The transition away from coal and other types of thermoelectric power generation and toward boosting the penetration of renewable sources is a solid first step toward decarbonizing a country.

The other important pieces of the puzzle — energy efficiency, electrification, and sustainable transportation — could be more complicated, given that the goal is not a couple of power plants but rather an atomized set of homes, factories, and vehicles.

A powerful instrument for the energy transition is heat pumps, the use of which can reduce electricity bills and carbon emissions from homes and businesses.

Chile, which aims to achieve carbon neutrality by 2050, is one of the Latin American countries taking the first steps in the area of ​​heat pumps, having conducted pioneering market research with the German international cooperation agency, GIZ, and begun installing units.
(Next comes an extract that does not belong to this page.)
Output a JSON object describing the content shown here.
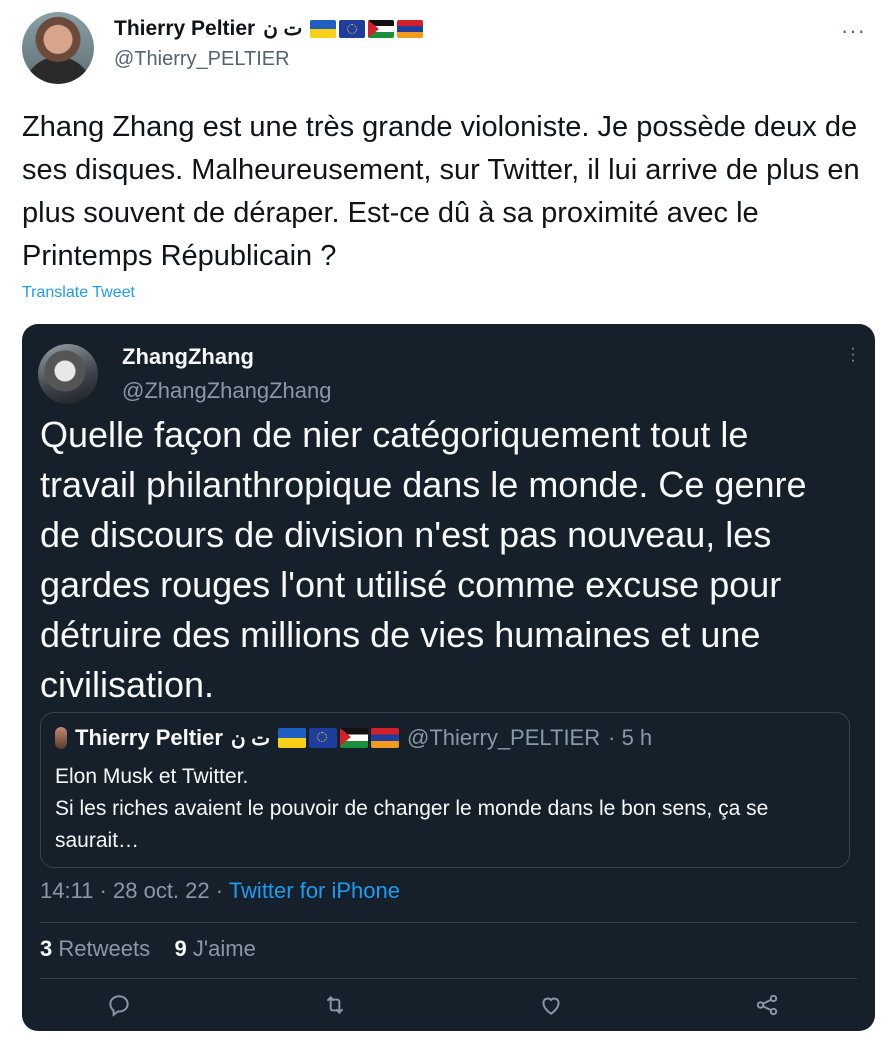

Operating costs are much lower than traditional heating or cooling solutions, although some hurdles need to be overcome to boost deployment, a local specialist told BNamericas.

“The main barriers are the lack of knowledge about the technology and its benefits,” said Rodrigo Barraza, an academic and researcher at solar energy research center SERC Chile and energy transition research center Centra at Adolfo Ibáñez University and its Faculty of Engineering and Sciences.

“In some cases it could be that they may have a high initial investment cost, but that is recovered with annual savings due to lower operating costs compared to their alternatives,” he said.

When it comes to boosting the segment, he said that both the public and private sectors have a role to play.

In short, heat pumps use electricity to transfer heat from a cold space to a warm space and vice versa. The system is an energy-efficient alternative to traditional boilers and air conditioning equipment and is championed in the United States and Europe as a tool to reduce carbon emissions from heating and cooling buildings.

Along with air source heat pumps — the common variant — geothermal units have been installed in Chile, including at a school, a fruit packing plant and a home for vulnerable seniors.

With geothermal units, geothermal energy resources (soil or groundwater) can be used with a heat pump to heat and cool homes, factories and greenhouses, among other applications.

An air source heat pump transfers heat between a building and the outside air. Geothermal solutions, while typically requiring a larger initial outlay, achieve greater efficiencies and can reduce consumption by 70-80%, according to the U.S. Department of Energy.

A government bill to encourage the development of low-enthalpy, or shallow, geothermal energy systems has advanced in Chile’s Congress and is now in the Senate. The key pillar of the proposal, introduced in 2019, exempts such initiatives from having to obtain a concession under the current system, which was designed for large-scale power plants. It also proposes the establishment of a registry of projects, both existing and new, and monitoring and safety rules, according to the original text of the bill. The framework focuses on projects that take advantage of geothermal resources at depths less than 400m and with an average temperature below 90°C.

BNamericas will publish the full interview with Barraza in the coming days.

Founded in 2013 through a government science and technology program, SERC is made up of some 80 researchers from six universities and the Chilean unit of the German applied research institute Fraunhofer. In addition to contributing to public policy debate and conducting educational work, SERC members conduct research on solar energy in areas such as water treatment, materials and industrial systems.